Participatory Audits on the Constructions of Brazilian Host Cities for the 2014 FIFA World Cup (BR0058)
to carry out participatory audits in all Brazilian host cities for the 2014 World Cup, focusing on the constructions of ports and airports, as a means of ensuring compliance to human rights and to the requisites for negotiations and agreements with social and labor movements. The audits shall be carry out jointly by government and civil society and aim at identifying critical points in projects, environmental licenses, expropriations and other technical and social barriers that may pose risks to the projects and to the population affected by them.
IRM End of Term Status Summary
Commitment 2.20. Participatory Audits on the Constructions of Brazilian Host cities for the 2014 FIFA World Cup
Commitment Text: To carry out participatory audits in all Brazilian host cities for the 2014 World Cup, focusing on the constructions of ports and airports, as a means of ensuring compliance to human rights and to the requisites for negotiations and agreements with social and labor movements. The audits shall be carry out jointly by government and civil society and aim at identifying critical points in projects, environmental licenses, expropriations and other technical and social barriers that may pose risks to the projects and to the population affected by them.
Responsible institution: General Secretariat of the Presidency
Supporting institution: None
Start date: Not specified End date: 14 October 2014
The commitment aimed to carry out participatory audits — instruments of social oversight that include the participation of organised civil society — in each of the 12 host cities of the 2014 World Cup. The government sought to work directly with the “World Cup Popular Committee” (Comitê Popular da Copa), a mobilisation of civil society groups, social movements, universities, and social organisations.
All 12 World Cup headquarters received participatory audits. Each audit resulted in a report that documented the government’s actions, presented a general overview of proven problems, and proffered instructions for supporting complaints. Additional details can be found in the IRM Midterm Progress Report.

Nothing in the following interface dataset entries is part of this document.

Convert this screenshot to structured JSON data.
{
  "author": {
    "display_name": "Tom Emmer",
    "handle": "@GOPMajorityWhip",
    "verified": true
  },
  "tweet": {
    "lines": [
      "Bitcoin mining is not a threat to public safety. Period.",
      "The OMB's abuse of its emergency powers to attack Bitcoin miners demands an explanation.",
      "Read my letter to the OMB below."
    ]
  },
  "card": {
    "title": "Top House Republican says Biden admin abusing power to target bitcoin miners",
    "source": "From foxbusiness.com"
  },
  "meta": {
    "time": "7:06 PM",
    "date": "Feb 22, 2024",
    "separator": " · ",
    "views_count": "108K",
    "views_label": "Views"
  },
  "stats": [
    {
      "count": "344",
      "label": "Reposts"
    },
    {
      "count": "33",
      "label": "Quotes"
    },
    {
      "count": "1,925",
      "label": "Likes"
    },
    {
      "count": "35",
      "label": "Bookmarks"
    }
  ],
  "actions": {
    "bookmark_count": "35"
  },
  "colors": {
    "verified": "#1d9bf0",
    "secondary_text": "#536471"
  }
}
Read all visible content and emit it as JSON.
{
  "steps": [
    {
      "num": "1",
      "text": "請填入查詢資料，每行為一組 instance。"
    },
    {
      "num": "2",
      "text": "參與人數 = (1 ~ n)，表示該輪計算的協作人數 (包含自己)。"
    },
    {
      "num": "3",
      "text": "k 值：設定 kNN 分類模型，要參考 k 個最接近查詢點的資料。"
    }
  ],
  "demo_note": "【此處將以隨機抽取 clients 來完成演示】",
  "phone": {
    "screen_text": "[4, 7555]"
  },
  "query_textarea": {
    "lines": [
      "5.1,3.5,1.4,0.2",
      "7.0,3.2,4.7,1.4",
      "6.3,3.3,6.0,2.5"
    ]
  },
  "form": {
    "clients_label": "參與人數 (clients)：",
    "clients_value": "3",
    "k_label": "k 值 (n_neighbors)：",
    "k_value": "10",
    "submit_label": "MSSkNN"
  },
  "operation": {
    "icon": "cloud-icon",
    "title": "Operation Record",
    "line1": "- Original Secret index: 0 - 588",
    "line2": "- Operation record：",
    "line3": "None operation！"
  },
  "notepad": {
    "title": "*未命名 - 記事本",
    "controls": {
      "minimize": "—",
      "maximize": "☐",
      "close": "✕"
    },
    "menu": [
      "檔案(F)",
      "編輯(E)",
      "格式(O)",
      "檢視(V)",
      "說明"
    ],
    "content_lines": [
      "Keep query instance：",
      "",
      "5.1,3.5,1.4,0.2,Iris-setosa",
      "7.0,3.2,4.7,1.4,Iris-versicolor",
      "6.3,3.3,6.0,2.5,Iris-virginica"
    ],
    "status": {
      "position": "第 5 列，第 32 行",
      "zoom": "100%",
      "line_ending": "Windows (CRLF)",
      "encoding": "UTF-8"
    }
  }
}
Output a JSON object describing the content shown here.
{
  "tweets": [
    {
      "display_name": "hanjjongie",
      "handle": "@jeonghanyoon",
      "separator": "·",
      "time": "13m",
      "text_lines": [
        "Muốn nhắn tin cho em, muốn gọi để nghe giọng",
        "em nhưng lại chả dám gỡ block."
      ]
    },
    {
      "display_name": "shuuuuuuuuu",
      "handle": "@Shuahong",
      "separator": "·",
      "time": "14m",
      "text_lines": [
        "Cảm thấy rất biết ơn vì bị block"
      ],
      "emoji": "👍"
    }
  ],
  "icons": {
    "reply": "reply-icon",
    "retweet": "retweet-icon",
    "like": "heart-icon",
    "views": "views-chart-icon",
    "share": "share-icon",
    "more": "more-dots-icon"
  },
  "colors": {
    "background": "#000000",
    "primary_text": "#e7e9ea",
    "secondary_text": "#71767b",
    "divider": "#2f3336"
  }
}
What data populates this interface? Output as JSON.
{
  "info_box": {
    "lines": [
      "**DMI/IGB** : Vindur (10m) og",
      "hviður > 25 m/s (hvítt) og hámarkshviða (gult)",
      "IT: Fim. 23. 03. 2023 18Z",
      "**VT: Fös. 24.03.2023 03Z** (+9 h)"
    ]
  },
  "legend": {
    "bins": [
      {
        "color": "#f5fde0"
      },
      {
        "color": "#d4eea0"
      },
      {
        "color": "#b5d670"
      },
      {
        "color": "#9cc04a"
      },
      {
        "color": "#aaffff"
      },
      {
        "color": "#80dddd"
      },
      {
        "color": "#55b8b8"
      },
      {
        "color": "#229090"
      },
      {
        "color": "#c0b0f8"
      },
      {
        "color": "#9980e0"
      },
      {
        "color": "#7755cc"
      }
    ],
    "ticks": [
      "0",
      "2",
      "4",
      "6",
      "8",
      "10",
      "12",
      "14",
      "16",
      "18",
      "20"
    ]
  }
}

Did it open government?
Access to information: Marginal
Civic participation: Marginal
Public accountability: Marginal
By design, the commitment had the potential to open government significantly since participatory audits include citizens’ participation by default. The goal of the commitment was for an auditing team to visit the 12 World Cup cities and partner with a civil society organisation. They would then publish a final report to disclose problems found from the perspectives of both government and civil society. Once published, the report would be sent to the federal government council responsible for organizing the World Cup and addressing the issues found by the team.
In spite of its potential, the commitment made only a marginal contribution to open government. The auditing team successfully engaged local CSOs in monitoring World Cup spending in all cities, forwarding the findings to the government, and publishing the report for public access. Nonetheless, there was little evidence of uptake of the final participatory audit recommendations. This opinion was shared by both government and civil society. In this sense, the commitment was more of a process of documenting irregularities, using civil society as a source of information, than a participatory exercise involving collaboration between government and civil society to identify and resolve public problems.
In addition, the audits focused on the relationship between human rights and public works in preparing for the World Cup. Though this was a major issue, the audits did not satisfy civil society’s demand for identifying issues related to transparency and public integrity in the financing of public works. In 2013, following the completion of the audits, the Popular Committee of the World Cup and the Olympics in Rio de Janeiro indicated that “there remain situations of clear lack of respect for human rights and for the collective rights of city residents, including the right to housing, mobility, the environment, work, participation, and others.”[Note 79: Right to Housing, “Megaeventos e Violações dos Direitos Humanos no Rio de Janeiro,” 17 May 2013, http://direitoamoradia.org/?p=20277&lang=en.]
The commitment cannot be continued, since the event has concluded. However, the participatory audits reflect important values of open government, and could be replicated for other types of projects.